BEGIN Exercise materials

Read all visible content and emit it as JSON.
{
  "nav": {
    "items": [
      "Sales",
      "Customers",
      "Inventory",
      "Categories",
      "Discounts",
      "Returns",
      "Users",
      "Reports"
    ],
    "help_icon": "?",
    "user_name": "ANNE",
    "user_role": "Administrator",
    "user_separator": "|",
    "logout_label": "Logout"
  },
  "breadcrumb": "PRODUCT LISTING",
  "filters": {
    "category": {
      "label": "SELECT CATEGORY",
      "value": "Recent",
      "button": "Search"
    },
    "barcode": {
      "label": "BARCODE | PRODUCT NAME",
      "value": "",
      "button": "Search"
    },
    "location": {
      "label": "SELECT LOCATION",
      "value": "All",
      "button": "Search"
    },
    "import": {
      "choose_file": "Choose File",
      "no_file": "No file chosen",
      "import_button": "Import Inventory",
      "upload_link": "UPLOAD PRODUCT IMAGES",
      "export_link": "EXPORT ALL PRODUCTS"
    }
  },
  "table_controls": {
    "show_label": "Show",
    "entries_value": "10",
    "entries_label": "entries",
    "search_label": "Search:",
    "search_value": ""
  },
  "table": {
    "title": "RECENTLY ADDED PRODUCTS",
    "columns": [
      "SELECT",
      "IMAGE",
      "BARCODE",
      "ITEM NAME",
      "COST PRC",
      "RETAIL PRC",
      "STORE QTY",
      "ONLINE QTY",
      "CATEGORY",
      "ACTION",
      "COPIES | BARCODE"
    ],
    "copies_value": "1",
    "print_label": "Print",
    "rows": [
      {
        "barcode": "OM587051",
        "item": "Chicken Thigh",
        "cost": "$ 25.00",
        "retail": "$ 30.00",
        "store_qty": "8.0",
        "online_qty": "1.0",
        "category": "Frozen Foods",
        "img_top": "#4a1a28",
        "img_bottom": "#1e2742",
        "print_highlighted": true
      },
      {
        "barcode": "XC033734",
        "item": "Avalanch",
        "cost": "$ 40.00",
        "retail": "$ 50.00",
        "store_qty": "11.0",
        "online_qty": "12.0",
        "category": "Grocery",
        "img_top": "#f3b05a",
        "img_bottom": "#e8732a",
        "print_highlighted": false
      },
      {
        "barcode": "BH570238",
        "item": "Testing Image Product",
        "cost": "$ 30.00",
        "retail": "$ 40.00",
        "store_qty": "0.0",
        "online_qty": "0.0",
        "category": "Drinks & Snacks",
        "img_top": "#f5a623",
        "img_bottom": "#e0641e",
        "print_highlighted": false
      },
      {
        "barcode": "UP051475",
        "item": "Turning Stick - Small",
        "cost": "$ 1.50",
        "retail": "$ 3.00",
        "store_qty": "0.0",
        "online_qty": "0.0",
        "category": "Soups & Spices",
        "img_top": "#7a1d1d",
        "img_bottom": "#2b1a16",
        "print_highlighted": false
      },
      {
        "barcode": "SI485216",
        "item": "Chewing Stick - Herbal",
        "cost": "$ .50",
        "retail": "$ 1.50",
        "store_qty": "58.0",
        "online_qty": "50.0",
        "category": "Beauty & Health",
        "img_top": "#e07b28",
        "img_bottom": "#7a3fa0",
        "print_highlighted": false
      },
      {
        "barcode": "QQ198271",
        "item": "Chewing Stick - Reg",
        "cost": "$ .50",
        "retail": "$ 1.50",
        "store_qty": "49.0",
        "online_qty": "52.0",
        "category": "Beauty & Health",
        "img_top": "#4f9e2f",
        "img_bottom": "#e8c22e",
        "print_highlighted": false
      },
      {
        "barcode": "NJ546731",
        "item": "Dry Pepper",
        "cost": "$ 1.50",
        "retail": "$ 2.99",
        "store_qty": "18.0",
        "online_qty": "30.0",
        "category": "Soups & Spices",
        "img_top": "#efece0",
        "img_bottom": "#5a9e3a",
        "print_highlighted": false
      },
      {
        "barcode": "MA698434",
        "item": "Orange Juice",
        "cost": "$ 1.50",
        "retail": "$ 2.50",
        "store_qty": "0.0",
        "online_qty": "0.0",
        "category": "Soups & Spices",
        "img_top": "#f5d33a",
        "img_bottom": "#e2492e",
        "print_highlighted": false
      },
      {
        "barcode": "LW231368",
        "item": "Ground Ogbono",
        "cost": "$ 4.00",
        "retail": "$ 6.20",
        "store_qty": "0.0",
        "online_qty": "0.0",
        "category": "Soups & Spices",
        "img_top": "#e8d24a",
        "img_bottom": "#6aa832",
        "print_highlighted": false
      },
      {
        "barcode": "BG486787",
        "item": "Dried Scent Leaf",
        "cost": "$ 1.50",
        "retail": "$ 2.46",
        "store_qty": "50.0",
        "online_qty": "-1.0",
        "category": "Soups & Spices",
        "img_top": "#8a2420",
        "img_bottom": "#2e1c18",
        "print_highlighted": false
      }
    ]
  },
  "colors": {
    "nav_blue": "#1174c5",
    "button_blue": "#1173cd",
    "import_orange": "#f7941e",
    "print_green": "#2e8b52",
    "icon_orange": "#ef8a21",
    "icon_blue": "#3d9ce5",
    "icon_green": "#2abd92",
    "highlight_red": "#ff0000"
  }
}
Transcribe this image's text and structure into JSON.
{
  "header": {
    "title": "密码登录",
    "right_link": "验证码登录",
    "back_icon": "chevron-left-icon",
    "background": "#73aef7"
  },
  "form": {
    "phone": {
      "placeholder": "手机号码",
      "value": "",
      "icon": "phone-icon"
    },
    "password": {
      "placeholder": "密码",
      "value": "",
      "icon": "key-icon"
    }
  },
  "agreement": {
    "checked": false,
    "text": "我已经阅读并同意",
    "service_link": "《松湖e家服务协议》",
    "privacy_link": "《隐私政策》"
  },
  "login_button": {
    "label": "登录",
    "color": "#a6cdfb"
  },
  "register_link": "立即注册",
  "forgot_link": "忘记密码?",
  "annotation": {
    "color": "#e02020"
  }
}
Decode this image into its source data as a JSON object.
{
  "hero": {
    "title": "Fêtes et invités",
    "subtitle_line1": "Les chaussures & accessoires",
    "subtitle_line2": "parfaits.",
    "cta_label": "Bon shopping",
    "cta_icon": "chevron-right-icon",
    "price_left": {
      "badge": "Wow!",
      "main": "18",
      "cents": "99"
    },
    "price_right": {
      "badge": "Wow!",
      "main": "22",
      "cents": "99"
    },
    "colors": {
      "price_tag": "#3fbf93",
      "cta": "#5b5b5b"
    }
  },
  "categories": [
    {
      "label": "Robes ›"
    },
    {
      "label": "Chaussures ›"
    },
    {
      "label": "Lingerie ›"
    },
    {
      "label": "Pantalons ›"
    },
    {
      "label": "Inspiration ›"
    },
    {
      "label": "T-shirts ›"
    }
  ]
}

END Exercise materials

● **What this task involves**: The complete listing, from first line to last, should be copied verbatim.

● **Task answer**:
Read all visible content and emit it as JSON.
{
  "nav": {
    "items": [
      "Sales",
      "Customers",
      "Inventory",
      "Categories",
      "Discounts",
      "Returns",
      "Users",
      "Reports"
    ],
    "help_icon": "?",
    "user_name": "ANNE",
    "user_role": "Administrator",
    "user_separator": "|",
    "logout_label": "Logout"
  },
  "breadcrumb": "PRODUCT LISTING",
  "filters": {
    "category": {
      "label": "SELECT CATEGORY",
      "value": "Recent",
      "button": "Search"
    },
    "barcode": {
      "label": "BARCODE | PRODUCT NAME",
      "value": "",
      "button": "Search"
    },
    "location": {
      "label": "SELECT LOCATION",
      "value": "All",
      "button": "Search"
    },
    "import": {
      "choose_file": "Choose File",
      "no_file": "No file chosen",
      "import_button": "Import Inventory",
      "upload_link": "UPLOAD PRODUCT IMAGES",
      "export_link": "EXPORT ALL PRODUCTS"
    }
  },
  "table_controls": {
    "show_label": "Show",
    "entries_value": "10",
    "entries_label": "entries",
    "search_label": "Search:",
    "search_value": ""
  },
  "table": {
    "title": "RECENTLY ADDED PRODUCTS",
    "columns": [
      "SELECT",
      "IMAGE",
      "BARCODE",
      "ITEM NAME",
      "COST PRC",
      "RETAIL PRC",
      "STORE QTY",
      "ONLINE QTY",
      "CATEGORY",
      "ACTION",
      "COPIES | BARCODE"
    ],
    "copies_value": "1",
    "print_label": "Print",
    "rows": [
      {
        "barcode": "OM587051",
        "item": "Chicken Thigh",
        "cost": "$ 25.00",
        "retail": "$ 30.00",
        "store_qty": "8.0",
        "online_qty": "1.0",
        "category": "Frozen Foods",
        "img_top": "#4a1a28",
        "img_bottom": "#1e2742",
        "print_highlighted": true
      },
      {
        "barcode": "XC033734",
        "item": "Avalanch",
        "cost": "$ 40.00",
        "retail": "$ 50.00",
        "store_qty": "11.0",
        "online_qty": "12.0",
        "category": "Grocery",
        "img_top": "#f3b05a",
        "img_bottom": "#e8732a",
        "print_highlighted": false
      },
      {
        "barcode": "BH570238",
        "item": "Testing Image Product",
        "cost": "$ 30.00",
        "retail": "$ 40.00",
        "store_qty": "0.0",
        "online_qty": "0.0",
        "category": "Drinks & Snacks",
        "img_top": "#f5a623",
        "img_bottom": "#e0641e",
        "print_highlighted": false
      },
      {
        "barcode": "UP051475",
        "item": "Turning Stick - Small",
        "cost": "$ 1.50",
        "retail": "$ 3.00",
        "store_qty": "0.0",
        "online_qty": "0.0",
        "category": "Soups & Spices",
        "img_top": "#7a1d1d",
        "img_bottom": "#2b1a16",
        "print_highlighted": false
      },
      {
        "barcode": "SI485216",
        "item": "Chewing Stick - Herbal",
        "cost": "$ .50",
        "retail": "$ 1.50",
        "store_qty": "58.0",
        "online_qty": "50.0",
        "category": "Beauty & Health",
        "img_top": "#e07b28",
        "img_bottom": "#7a3fa0",
        "print_highlighted": false
      },
      {
        "barcode": "QQ198271",
        "item": "Chewing Stick - Reg",
        "cost": "$ .50",
        "retail": "$ 1.50",
        "store_qty": "49.0",
        "online_qty": "52.0",
        "category": "Beauty & Health",
        "img_top": "#4f9e2f",
        "img_bottom": "#e8c22e",
        "print_highlighted": false
      },
      {
        "barcode": "NJ546731",
        "item": "Dry Pepper",
        "cost": "$ 1.50",
        "retail": "$ 2.99",
        "store_qty": "18.0",
        "online_qty": "30.0",
        "category": "Soups & Spices",
        "img_top": "#efece0",
        "img_bottom": "#5a9e3a",
        "print_highlighted": false
      },
      {
        "barcode": "MA698434",
        "item": "Orange Juice",
        "cost": "$ 1.50",
        "retail": "$ 2.50",
        "store_qty": "0.0",
        "online_qty": "0.0",
        "category": "Soups & Spices",
        "img_top": "#f5d33a",
        "img_bottom": "#e2492e",
        "print_highlighted": false
      },
      {
        "barcode": "LW231368",
        "item": "Ground Ogbono",
        "cost": "$ 4.00",
        "retail": "$ 6.20",
        "store_qty": "0.0",
        "online_qty": "0.0",
        "category": "Soups & Spices",
        "img_top": "#e8d24a",
        "img_bottom": "#6aa832",
        "print_highlighted": false
      },
      {
        "barcode": "BG486787",
        "item": "Dried Scent Leaf",
        "cost": "$ 1.50",
        "retail": "$ 2.46",
        "store_qty": "50.0",
        "online_qty": "-1.0",
        "category": "Soups & Spices",
        "img_top": "#8a2420",
        "img_bottom": "#2e1c18",
        "print_highlighted": false
      }
    ]
  },
  "colors": {
    "nav_blue": "#1174c5",
    "button_blue": "#1173cd",
    "import_orange": "#f7941e",
    "print_green": "#2e8b52",
    "icon_orange": "#ef8a21",
    "icon_blue": "#3d9ce5",
    "icon_green": "#2abd92",
    "highlight_red": "#ff0000"
  }
}
Transcribe this image's text and structure into JSON.
{
  "header": {
    "title": "密码登录",
    "right_link": "验证码登录",
    "back_icon": "chevron-left-icon",
    "background": "#73aef7"
  },
  "form": {
    "phone": {
      "placeholder": "手机号码",
      "value": "",
      "icon": "phone-icon"
    },
    "password": {
      "placeholder": "密码",
      "value": "",
      "icon": "key-icon"
    }
  },
  "agreement": {
    "checked": false,
    "text": "我已经阅读并同意",
    "service_link": "《松湖e家服务协议》",
    "privacy_link": "《隐私政策》"
  },
  "login_button": {
    "label": "登录",
    "color": "#a6cdfb"
  },
  "register_link": "立即注册",
  "forgot_link": "忘记密码?",
  "annotation": {
    "color": "#e02020"
  }
}
Decode this image into its source data as a JSON object.
{
  "hero": {
    "title": "Fêtes et invités",
    "subtitle_line1": "Les chaussures & accessoires",
    "subtitle_line2": "parfaits.",
    "cta_label": "Bon shopping",
    "cta_icon": "chevron-right-icon",
    "price_left": {
      "badge": "Wow!",
      "main": "18",
      "cents": "99"
    },
    "price_right": {
      "badge": "Wow!",
      "main": "22",
      "cents": "99"
    },
    "colors": {
      "price_tag": "#3fbf93",
      "cta": "#5b5b5b"
    }
  },
  "categories": [
    {
      "label": "Robes ›"
    },
    {
      "label": "Chaussures ›"
    },
    {
      "label": "Lingerie ›"
    },
    {
      "label": "Pantalons ›"
    },
    {
      "label": "Inspiration ›"
    },
    {
      "label": "T-shirts ›"
    }
  ]
}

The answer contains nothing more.